|Cold Medicines Dangerous for Infants
Over-the-counter cough and cold medications can be harmful
even deadly -- to very young children, U.S. government research
In 2005, three infants under the age of 6 months died from taking
such medications. And, from 2004 to 2005, more than 1,500 children
under the age of 2 were treated in emergency rooms for problems
related to taking such medications, according to a report released
"Cough and cold medicines can be harmful, and even fatal, and
should be used with caution in children under 2 years of age,"
said study author Dr. Adam Cohen, an officer in the Epidemic
Intelligence Service at the U.S. Centers for Disease Control and
Prevention. "They are drugs, so they have risks as well as benefits."
The study appears in the Jan. 12 issue of the Morbidity and
Mortality Weekly Report, a publication of the CDC.
The U.S. Food and Drug Administration has only approved the

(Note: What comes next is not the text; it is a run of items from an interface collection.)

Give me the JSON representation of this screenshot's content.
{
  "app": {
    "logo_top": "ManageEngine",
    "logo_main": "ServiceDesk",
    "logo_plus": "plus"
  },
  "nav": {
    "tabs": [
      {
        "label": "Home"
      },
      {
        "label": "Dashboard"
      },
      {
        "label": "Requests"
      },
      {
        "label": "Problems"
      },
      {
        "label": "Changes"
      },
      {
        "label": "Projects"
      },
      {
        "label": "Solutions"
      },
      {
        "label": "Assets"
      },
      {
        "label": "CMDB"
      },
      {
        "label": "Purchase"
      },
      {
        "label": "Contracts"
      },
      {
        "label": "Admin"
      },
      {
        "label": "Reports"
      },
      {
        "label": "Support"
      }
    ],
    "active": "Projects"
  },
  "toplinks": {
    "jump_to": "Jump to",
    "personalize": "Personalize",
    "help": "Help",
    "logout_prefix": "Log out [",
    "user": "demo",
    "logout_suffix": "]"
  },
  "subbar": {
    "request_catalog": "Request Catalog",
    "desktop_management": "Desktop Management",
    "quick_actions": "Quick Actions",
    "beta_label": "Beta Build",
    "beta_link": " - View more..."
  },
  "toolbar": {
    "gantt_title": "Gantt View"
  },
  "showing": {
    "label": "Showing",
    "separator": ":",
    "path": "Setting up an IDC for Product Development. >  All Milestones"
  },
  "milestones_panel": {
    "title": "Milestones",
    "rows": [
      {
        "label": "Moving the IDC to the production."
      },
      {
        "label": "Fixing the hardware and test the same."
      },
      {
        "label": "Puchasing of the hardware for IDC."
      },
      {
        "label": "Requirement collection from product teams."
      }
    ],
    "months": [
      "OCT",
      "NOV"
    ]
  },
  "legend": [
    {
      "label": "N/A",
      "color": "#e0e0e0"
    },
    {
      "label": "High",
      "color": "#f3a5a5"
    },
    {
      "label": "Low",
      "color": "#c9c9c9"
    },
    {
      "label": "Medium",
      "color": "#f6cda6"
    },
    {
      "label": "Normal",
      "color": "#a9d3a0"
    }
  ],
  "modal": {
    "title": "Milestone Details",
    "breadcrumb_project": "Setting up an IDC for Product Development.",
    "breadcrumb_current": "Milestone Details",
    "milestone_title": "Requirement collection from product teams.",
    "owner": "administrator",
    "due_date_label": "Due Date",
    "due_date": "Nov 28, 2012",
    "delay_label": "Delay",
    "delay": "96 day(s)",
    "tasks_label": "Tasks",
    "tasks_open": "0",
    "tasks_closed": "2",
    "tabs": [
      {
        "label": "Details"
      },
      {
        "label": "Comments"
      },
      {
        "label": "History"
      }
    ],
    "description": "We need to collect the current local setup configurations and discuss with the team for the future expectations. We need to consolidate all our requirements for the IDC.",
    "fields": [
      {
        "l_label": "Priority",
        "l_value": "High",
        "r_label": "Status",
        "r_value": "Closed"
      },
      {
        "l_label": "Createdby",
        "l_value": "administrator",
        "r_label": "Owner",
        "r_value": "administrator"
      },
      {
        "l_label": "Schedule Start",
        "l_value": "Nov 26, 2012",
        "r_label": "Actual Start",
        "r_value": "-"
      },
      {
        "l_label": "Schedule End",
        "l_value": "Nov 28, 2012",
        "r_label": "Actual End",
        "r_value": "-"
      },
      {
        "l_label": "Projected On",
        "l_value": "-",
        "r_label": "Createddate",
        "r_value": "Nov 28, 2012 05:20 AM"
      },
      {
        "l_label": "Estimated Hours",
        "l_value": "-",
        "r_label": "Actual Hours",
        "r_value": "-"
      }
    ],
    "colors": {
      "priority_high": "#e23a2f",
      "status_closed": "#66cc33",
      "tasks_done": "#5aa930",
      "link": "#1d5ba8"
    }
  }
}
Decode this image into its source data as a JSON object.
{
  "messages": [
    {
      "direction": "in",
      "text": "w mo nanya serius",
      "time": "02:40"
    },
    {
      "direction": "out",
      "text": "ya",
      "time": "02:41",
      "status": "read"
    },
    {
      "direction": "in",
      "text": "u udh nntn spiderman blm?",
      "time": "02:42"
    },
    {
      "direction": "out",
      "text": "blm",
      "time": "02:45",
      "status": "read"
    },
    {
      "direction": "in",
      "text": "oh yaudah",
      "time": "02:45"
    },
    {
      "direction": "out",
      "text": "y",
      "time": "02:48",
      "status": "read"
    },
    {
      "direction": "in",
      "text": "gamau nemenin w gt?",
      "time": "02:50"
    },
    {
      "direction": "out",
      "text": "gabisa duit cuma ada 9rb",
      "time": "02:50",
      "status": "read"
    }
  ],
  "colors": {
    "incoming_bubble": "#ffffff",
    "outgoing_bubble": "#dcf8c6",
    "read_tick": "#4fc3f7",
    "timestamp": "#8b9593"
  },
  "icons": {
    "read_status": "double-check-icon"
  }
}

use of over-the-counter cough and cold medicines in children
over the age of 2. In children younger than 2, studies have concluded
that such medications are no more effective than a placebo.
As a result, appropriate dosing is not known.
"Cold and cough medications, especially medications containing
pseudoephedrine [a nasal decongestant], have never been shown
to have any beneficial effect on children less than 2 years of age,
yet they clearly can have significant harmful effects," said Dr. Michael
Marcus, director of pediatric pulmonology, allergy and immunology
at the Maimonides Infants & Children's Hospital in New York City.
"There are no studies to support the use of cold medicine in infants,
" said Dr. Gwen Wurm, director of community pediatrics at the
University of Miami Miller School of Medicine. "The thing to keep
in mind is that colds go away. Kids might benefit from a humidifier
by the bed and saline nose drops, but this kind of loving care is all
most kids need."
Various professional groups, including the American Academy of
Pediatrics and the American College of Chest Physicians, have
issued guidelines recommending caution when using these medications
in young children.
In June 2006, the FDA took action to stop the manufacture of
medications containing carbinoxamine (an antihistamine) which
were inappropriately labeled for use in infants and young children.
Manufacturers were required to stop production by Sept. 6, 2006,
but some products might still be in distribution.
The Combat Methamphetamine Epidemic Act of 2006, passed last
March, banned over-the-counter (though not behind-the-counter)
sales of products containing pseudoephedrine. As a result, many
companies have taken this ingredient out of their products.
But products which might be harmful to young children are still
available, so officials at the CDC and the National Association
of Medical Examiners (NAME) investigated deaths of children
under the age of 1 that were associated with cough and cold medicines.
The three infants who died ranged in age from 1 to 6 months;
two were male and all three were found dead in their homes.
Autopsy and medication investigation records revealed that cough
and cold medications were responsible for all three deaths. All three
babies had high levels of pseudoephedrine, ranging from nine to 14
times the levels expected from recommended doses for children aged
2 to 12. One of the infants had received both a prescription and an
over-the-counter cough and cold medicine at the same time, both
of which contained pseudoephedrine.
Two of the children had taken prescription medications containing
carbinoxamine, although there were no detectable blood levels of
the substance. Two of the infants had detectable blood levels of
dextromethorphan (a cough suppressant) and acetaminophen
(a fever-reducer and analgesic).
"Parents should absolutely avoid these medications unless they are
being supervised by a physician," Marcus said. "Parents should
realize that non-prescription medications may contain similar products
to medications that the pediatrician is also prescribing, therefore,
they should let the pediatrician know all treatments the child is
receiving when discussing a child's treatment."
"Parents should never give medicine without consulting a health
care provider, even over-the-counter," Cohen added. "Many
over-the-counter medicines may be marketed for infants, and
there are no approved dosing recommendations from the FDA
for this age group. There's very little evidence that they help in
children under 2.